Modern understanding of the Philosophy of Roger Bacon is largely conditioned by two distinct traditions of interpretation from the nineteenth century. The first is the study of the physical, metaphysical, and related works of Bacon. Discovered in 1848 by Victor Cousin in Amiens MS 406, these works were edited by Robert Steele and Ferdinand Delorme (OHI, 1905-1940) . With the exception, however, of the teaching on the soul, some aspects of Bacon's theory of matter and form, the doctrine of experientia/experimentum, and the doctrines of universals and individuation, the content of these works has remained largely unstudied until present times. One can argue that critical scholarly study of these works has just begun.
The second and more well-known interpretation of Roger Bacon as a scientist is found in nineteenth and twentieth century writers on science and has a solid basis in Bacon's own work, for example, the edition of the Opus tertium by J.S. Brewer [OQHI]. Bacon tells us that around 1247/8 he departed normal Arts teaching to devote himself to language study and the sciences. Bacon's Perspectiva (1267) [PRSP, 1996] presents a model for an experimental science that ushered in a new addition to the traditional Quadrivium (arithmetic, geometry, astronomy, music) in the new universities of the Latin West, namely, the study of Optics. There has been significant modern research on this aspect of Bacon's work. In fact, for the first time in the history of Bacon scholarship, we now have accurate texts, with adequate matching geometrical diagrams for the scientific works (post 1260). The early works (ca. 1240-1250) have need of new critical editions. .
In 1859, William Whewell set the tone for this modern account of Roger Bacon and the Sciences (Whewell, 1858, p.245). He viewed Bacon as an advocate of experiment ahead of his time. In the late nineteenth century, Robert Adamson and many others interpreted Bacon as a philosopher of science in the modern sense of the term This understanding of Roger Bacon did not begin in the nineteenth century. Already in the late Renaissance, Francis Bacon had characterized Roger Bacon as an exceptional figure among the schoolmen. Francis Bacon held that Roger Bacon had set aside the scholastic disputations of his times and engaged in the mechanical understanding of the secrets of nature.

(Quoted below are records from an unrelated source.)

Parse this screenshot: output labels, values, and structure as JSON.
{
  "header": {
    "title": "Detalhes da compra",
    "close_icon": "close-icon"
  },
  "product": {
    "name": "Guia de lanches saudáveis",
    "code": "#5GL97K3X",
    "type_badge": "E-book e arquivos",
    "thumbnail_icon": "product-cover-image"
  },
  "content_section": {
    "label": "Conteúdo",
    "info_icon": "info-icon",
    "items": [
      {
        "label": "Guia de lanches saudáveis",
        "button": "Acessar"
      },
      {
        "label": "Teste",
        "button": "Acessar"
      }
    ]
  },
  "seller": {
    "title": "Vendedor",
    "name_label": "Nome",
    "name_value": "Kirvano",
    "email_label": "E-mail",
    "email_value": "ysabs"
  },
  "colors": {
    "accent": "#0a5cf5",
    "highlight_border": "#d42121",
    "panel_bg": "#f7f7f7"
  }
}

In the 1900s, Thorndike [LT1; LT2] and Duhem [LSDM, III, 442] asserted that the role of observation in Bacon's science was minimal and added nothing to his idea of a science. In the post-World War II years, A.C. Crombie (1953) argued that the qualitative aspects of modern science originated at
Oxford in the early thirteenth century, specifically in the work of Grosseteste and Roger Bacon. This interpretation received a critical response from Alexander Koyr (1957) and others. It was argued that Crombie read back some aspects of modern scientific method into the works of Grosseteste and Bacon. Thomas S. Kuhn (1976), however, maintained that Crombie did identify a real methodological connection between medieval and early modern science. The studies and editorial work of David C. Lindberg on Bacon's natural philosophy, for example, De multiplicatione specierum (DMS) and Perspectiva [PRSP] emphasized the need to read Roger Bacon as a medieval scientist a